■ Directions for this task: Keeping each line intact, print the whole listing.

>>>>>

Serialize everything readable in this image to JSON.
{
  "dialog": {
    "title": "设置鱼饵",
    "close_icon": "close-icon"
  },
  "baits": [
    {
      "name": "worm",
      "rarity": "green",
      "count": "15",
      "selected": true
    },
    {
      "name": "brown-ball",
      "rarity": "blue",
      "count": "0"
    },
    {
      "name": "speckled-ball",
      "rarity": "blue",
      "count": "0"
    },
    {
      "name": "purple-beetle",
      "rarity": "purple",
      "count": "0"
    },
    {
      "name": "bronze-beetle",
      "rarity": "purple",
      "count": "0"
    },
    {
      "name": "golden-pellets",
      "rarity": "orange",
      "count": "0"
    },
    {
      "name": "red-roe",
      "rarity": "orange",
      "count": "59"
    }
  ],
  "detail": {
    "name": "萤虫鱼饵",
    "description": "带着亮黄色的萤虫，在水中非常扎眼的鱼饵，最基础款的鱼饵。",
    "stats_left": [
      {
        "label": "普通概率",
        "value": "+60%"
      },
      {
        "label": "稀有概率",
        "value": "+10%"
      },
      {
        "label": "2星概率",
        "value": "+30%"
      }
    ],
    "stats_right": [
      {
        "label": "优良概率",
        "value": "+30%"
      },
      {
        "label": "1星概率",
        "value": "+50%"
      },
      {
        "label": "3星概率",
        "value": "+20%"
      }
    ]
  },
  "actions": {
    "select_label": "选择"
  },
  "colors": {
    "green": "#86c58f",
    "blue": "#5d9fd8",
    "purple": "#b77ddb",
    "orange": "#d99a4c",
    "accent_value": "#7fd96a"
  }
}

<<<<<

■ Result:
Serialize everything readable in this image to JSON.
{
  "dialog": {
    "title": "设置鱼饵",
    "close_icon": "close-icon"
  },
  "baits": [
    {
      "name": "worm",
      "rarity": "green",
      "count": "15",
      "selected": true
    },
    {
      "name": "brown-ball",
      "rarity": "blue",
      "count": "0"
    },
    {
      "name": "speckled-ball",
      "rarity": "blue",
      "count": "0"
    },
    {
      "name": "purple-beetle",
      "rarity": "purple",
      "count": "0"
    },
    {
      "name": "bronze-beetle",
      "rarity": "purple",
      "count": "0"
    },
    {
      "name": "golden-pellets",
      "rarity": "orange",
      "count": "0"
    },
    {
      "name": "red-roe",
      "rarity": "orange",
      "count": "59"
    }
  ],
  "detail": {
    "name": "萤虫鱼饵",
    "description": "带着亮黄色的萤虫，在水中非常扎眼的鱼饵，最基础款的鱼饵。",
    "stats_left": [
      {
        "label": "普通概率",
        "value": "+60%"
      },
      {
        "label": "稀有概率",
        "value": "+10%"
      },
      {
        "label": "2星概率",
        "value": "+30%"
      }
    ],
    "stats_right": [
      {
        "label": "优良概率",
        "value": "+30%"
      },
      {
        "label": "1星概率",
        "value": "+50%"
      },
      {
        "label": "3星概率",
        "value": "+20%"
      }
    ]
  },
  "actions": {
    "select_label": "选择"
  },
  "colors": {
    "green": "#86c58f",
    "blue": "#5d9fd8",
    "purple": "#b77ddb",
    "orange": "#d99a4c",
    "accent_value": "#7fd96a"
  }
}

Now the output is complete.